-- Try it --
The required answer is each line in the entries below where "days" occurs.
==== Material shown
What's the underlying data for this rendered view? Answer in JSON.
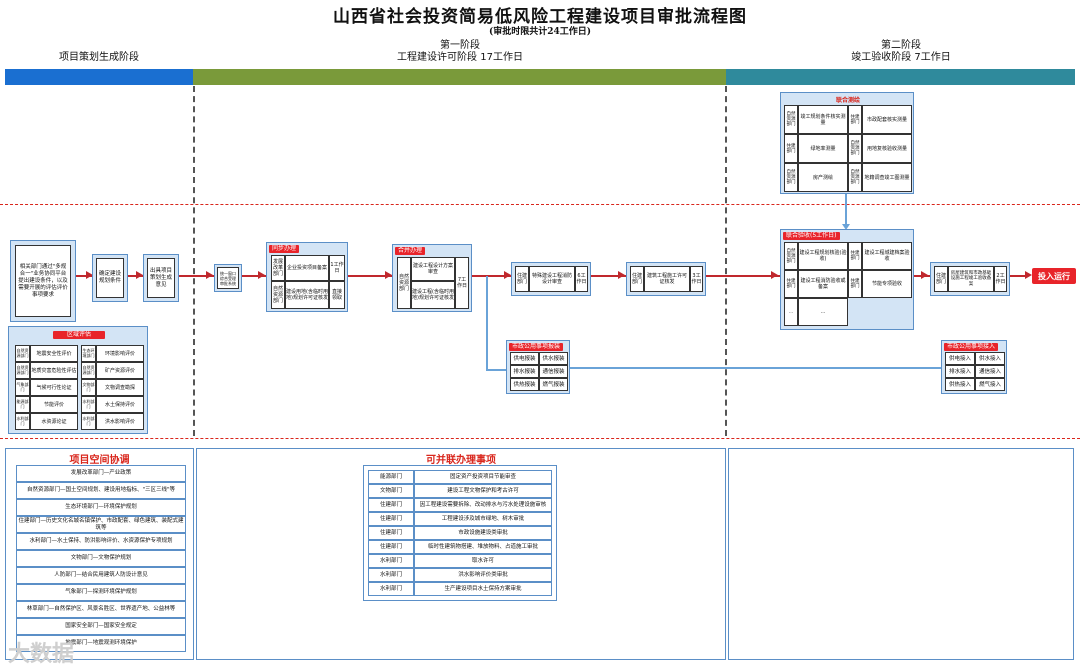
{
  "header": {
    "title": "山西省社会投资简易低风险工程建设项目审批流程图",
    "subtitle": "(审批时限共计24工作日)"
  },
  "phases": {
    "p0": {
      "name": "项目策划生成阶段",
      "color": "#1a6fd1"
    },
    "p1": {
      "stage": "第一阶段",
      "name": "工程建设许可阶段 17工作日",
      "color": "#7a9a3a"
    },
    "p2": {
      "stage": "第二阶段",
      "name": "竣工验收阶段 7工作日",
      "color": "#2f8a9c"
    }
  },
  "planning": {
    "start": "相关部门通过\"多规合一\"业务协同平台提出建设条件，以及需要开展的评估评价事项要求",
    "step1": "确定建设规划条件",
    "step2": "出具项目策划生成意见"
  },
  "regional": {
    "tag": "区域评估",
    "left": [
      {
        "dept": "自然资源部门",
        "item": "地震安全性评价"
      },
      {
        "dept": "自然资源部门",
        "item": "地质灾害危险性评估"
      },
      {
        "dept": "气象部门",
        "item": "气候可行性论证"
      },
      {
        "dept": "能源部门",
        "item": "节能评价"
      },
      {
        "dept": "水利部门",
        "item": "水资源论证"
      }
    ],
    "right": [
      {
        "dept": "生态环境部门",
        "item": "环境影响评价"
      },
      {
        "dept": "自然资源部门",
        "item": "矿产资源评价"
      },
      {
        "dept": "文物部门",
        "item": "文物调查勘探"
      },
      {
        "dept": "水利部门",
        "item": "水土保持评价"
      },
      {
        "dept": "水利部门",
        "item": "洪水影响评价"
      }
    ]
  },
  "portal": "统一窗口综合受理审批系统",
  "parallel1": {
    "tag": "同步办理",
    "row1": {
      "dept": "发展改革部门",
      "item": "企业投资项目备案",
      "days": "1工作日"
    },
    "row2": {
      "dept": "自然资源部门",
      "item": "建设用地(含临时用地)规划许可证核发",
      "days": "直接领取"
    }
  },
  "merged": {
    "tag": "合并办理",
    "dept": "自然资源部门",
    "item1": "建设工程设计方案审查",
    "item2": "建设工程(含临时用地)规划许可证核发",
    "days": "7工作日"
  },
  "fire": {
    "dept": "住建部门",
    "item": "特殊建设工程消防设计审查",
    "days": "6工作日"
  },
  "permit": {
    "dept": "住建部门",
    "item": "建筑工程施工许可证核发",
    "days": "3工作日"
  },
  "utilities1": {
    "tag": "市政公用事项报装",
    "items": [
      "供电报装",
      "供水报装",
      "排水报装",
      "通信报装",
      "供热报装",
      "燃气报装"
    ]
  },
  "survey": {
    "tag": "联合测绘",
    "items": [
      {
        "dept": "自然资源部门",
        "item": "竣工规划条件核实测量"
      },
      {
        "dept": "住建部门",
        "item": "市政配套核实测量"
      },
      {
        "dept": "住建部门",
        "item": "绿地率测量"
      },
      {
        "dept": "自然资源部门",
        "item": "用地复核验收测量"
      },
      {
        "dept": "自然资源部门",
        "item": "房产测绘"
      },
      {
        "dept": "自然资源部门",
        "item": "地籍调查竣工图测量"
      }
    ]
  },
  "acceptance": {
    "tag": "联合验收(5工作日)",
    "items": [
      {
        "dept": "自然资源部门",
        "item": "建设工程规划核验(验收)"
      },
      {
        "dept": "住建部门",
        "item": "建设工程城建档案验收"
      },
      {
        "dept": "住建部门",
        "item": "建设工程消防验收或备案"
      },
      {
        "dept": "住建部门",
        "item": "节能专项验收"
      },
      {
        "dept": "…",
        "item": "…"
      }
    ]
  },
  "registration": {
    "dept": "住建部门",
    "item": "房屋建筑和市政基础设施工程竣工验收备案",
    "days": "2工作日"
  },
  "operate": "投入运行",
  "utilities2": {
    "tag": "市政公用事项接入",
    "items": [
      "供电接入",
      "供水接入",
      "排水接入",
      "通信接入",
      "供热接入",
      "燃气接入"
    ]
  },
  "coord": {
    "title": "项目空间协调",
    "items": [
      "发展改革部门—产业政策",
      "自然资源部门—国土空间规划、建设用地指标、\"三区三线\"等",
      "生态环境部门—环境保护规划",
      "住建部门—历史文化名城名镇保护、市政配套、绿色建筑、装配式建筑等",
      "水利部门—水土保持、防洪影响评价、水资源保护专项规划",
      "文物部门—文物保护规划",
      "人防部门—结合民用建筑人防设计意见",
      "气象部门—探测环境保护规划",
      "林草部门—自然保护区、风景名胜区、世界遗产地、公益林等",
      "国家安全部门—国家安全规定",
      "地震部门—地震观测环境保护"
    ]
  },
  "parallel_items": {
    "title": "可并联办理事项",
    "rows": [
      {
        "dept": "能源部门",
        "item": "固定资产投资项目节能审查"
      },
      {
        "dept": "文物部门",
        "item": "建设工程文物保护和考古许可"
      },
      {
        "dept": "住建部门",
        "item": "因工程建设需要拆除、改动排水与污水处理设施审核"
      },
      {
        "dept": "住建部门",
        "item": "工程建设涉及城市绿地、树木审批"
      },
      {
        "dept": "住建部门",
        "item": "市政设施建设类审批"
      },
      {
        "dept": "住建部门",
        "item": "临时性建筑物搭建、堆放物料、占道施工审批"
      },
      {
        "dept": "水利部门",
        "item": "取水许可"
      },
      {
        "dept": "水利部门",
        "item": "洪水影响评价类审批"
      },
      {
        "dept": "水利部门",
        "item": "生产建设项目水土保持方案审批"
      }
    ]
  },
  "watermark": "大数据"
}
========
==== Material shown
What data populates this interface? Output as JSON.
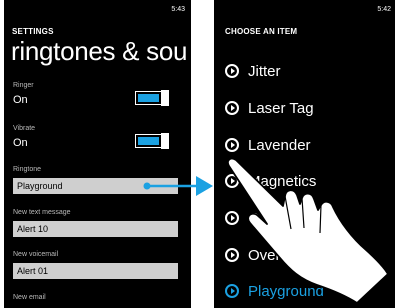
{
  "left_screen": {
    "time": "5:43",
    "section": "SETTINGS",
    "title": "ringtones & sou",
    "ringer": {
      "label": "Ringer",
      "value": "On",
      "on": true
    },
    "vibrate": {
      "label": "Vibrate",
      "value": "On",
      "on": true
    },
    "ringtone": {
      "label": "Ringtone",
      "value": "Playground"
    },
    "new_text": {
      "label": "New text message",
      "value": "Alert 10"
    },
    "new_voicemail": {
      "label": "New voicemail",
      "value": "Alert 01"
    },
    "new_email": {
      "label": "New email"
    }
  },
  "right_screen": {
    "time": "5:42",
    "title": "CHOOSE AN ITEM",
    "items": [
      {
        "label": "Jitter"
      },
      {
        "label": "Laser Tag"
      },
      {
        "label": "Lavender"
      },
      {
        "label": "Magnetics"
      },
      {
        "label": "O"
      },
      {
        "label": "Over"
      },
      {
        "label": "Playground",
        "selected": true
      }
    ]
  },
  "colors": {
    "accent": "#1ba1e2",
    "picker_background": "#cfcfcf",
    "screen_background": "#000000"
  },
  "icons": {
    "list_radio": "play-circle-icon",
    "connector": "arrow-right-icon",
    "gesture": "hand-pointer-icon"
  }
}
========
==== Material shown
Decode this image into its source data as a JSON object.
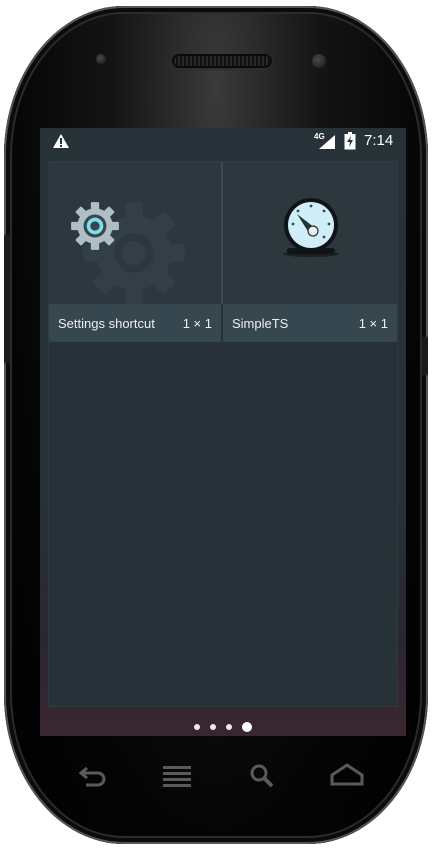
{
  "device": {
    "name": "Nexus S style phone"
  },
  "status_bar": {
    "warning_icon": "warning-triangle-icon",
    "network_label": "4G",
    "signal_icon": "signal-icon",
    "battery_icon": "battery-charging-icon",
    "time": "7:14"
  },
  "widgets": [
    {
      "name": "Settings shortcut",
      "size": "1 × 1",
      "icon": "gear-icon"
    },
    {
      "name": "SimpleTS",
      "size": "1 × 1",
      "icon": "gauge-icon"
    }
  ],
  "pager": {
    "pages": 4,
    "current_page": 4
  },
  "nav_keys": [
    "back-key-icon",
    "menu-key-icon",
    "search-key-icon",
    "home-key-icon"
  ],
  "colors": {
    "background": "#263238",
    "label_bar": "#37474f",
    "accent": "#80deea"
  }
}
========
-- Answer box --
      "days": "1工作日"
      "days": "直接领取"
    "days": "7工作日"
    "days": "6工作日"
    "days": "3工作日"
    "days": "2工作日"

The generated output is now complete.